United States District Court, E.D. Missouri, Eastern Division
MEMORANDUM AND ORDER
RICHARD WEBBER SENIOR UNITED STATES DISTRICT JUDGE
matter comes before the Court on Defendant Felicia
Shelton's Motion to Dismiss , filed on April 25,
2018. In her motion, Shelton incorporates the arguments made
by Defendants Fleming, Lowman, and Winston in their Motion to
Dismiss Party Defendants . This Court incorporates the
facts as stated in its February 20, 2018 order granting in
part and denying in part all then-pending motions to dismiss
by defendants in this action .
Federal Rule of Civil Procedure (“FRCP”)
12(b)(6), a party may move to dismiss a claim for
“failure to state a claim upon which relief can be
granted.” The notice pleading standard of FRCP 8(a)(2)
requires a plaintiff to give “a short and plain
statement showing that the pleader is entitled to
relief.” To meet this standard and to survive a FRCP
12(b)(6) motion to dismiss, “a complaint must contain
sufficient factual matter, accepted as true, to state a claim
to relief that is plausible on its face.” Ashcroft
v. Iqbal, 556 U.S. 662, 678 (2009) (internal quotations
and citation omitted). This requirement of facial
plausibility means the factual content of the plaintiff's
allegations must “allow the court to draw the
reasonable inference that the defendant is liable for the
misconduct alleged.” Cole v. Homier Distrib.
Co., 599 F.3d 856, 861 (8th Cir. 2010) (quoting
Iqbal, 556 U.S. at 678). The Court must grant all
reasonable inferences in favor of the nonmoving party.
Lustgraaf v. Behrens, 619 F.3d 867, 872-73 (8th Cir.
ruling on a motion to dismiss, a court “must liberally
construe a complaint in favor of the plaintiff[.]”
Huggins v. FedEx Ground Package Sys., Inc., 592 F.3d
853, 862 (8th Cir. 2010). However, if a claim fails to allege
one of the elements necessary to recovery on a legal theory,
that claim must be dismissed for failure to state a claim
upon which relief can be granted.
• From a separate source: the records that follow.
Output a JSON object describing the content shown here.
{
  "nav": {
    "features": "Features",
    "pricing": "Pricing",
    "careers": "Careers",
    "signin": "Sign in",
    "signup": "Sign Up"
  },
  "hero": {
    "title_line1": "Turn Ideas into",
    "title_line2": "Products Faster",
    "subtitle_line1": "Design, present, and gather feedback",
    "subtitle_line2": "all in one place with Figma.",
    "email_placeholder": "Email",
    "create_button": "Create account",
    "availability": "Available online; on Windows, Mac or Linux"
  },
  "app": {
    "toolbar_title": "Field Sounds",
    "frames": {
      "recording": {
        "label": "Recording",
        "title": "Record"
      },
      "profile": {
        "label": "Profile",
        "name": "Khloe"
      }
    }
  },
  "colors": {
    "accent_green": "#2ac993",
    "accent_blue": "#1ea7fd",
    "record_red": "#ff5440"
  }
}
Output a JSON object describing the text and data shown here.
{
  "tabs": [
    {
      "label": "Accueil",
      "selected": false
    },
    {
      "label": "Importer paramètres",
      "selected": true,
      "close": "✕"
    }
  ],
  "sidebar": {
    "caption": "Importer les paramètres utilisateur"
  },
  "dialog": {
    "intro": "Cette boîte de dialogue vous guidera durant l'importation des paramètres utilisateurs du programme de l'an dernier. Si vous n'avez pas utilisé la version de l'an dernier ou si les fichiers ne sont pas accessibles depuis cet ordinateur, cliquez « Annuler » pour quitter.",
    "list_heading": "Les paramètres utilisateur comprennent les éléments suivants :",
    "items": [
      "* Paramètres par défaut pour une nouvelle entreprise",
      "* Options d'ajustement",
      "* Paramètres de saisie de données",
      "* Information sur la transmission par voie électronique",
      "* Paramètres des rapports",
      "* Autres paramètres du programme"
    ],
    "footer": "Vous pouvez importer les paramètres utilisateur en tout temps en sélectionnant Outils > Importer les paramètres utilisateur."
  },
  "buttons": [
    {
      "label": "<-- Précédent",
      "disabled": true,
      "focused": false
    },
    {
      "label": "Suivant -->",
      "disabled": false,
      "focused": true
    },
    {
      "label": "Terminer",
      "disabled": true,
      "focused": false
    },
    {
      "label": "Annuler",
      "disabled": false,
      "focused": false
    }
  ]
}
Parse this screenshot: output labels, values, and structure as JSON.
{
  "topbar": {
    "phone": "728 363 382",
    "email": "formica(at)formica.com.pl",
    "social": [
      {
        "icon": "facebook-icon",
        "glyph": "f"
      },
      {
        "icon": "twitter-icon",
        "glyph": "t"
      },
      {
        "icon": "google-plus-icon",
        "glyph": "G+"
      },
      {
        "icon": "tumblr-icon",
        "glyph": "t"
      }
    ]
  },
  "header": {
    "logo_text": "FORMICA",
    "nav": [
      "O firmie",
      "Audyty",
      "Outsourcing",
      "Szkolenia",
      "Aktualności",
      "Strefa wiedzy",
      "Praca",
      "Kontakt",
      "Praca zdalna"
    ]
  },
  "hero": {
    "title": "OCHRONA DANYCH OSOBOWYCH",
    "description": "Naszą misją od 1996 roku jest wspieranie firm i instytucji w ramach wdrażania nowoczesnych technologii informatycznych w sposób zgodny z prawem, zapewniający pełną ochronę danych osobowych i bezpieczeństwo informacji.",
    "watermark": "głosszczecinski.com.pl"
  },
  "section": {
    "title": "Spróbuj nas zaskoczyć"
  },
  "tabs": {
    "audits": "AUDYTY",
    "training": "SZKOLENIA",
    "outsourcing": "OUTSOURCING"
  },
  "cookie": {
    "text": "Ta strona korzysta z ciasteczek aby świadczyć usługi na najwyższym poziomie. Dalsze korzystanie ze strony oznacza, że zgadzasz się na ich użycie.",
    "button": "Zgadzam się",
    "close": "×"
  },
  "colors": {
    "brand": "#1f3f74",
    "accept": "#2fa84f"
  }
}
Crest Constr. II, Inc.
v. Doe, 660 F.3d 346, 355 (8th Cir. 2011).
“Threadbare recitals of a cause of action, supported by
mere conclusory statements, do not suffice.”
Iqbal, 556 U.S. at 678; Bell Atlantic v.
Twombly, 550 U.S. 544, 555 (2007). Although courts must
accept all factual allegations as true, they are not bound to
take as true “a legal conclusion couched as a factual
allegation.” Twombly, 550 U.S. at 555
(internal quotations and citation omitted); Iqbal,
556 U.S. at 677-78.
Unlawful Search of Ms. Roslyn Brown
have alleged all the police officers, including Shelton,
entered the home without a warrant and
“ransacked” it. In its February 20, 2018 order,
this Court found this was enough to establish a § 1983
claim of unlawful search against other police officers, and
it now finds this was enough to establish a claim against
Shelton. Further, under these facts, Shelton would have known
her actions were violating Ms. Brown's clearly
established right to be free from an unreasonable search of
her home. She is accordingly not entitled to qualified
immunity. This Court will deny Shelton's motion to
dismiss this claim against her.
Unlawful Seizure of Ms. Brown and R.Z.
February 20, 2018 order, this Court found Ms. Brown alleged
enough facts to establish a claim of unreasonable seizure,
though the alleged facts did not implicate all named
defendants in her unlawful arrest. With respect to Shelton,
Ms. Brown alleged Shelton escorted Ms. Brown to the police
car and carried her cane. This Court finds, under these
facts, Shelton participated in the unlawful arrest, and Ms.
Brown has sufficiently established a claim of unlawful
seizure against Shelton.
the arrest of R.Z., R.Z. alleged all the police officers,
including Shelton, “held R.Z. in place and forced her
to watch the scene unfold inside the [r]esidence.” In
its February 20, 2018 order, this Court found this was enough
to establish a § 1983 claim of unlawful seizure against
the other police officers, and it now finds this was enough
to establish a claim against Shelton.
under the facts alleged to establish both claims, Shelton
would have known her actions were violating the
plaintiffs' constitutional right to be free from
unreasonable seizure, and thus, she is not entitled to
qualified immunity. This Court will deny Shelton's motion
to dismiss these claims.
Malicious Prosecution of Ms. Brown
February 20, 2018 order, this Court found Ms. Brown alleged a
cognizable claim for malicious prosecution under § 1983.
Shelton participated in both the underlying constitutional
violations and in charging Ms. Brown with “failure to
comply” and the housing code violations. At this stage,
applying the same reasoning it applied in the ...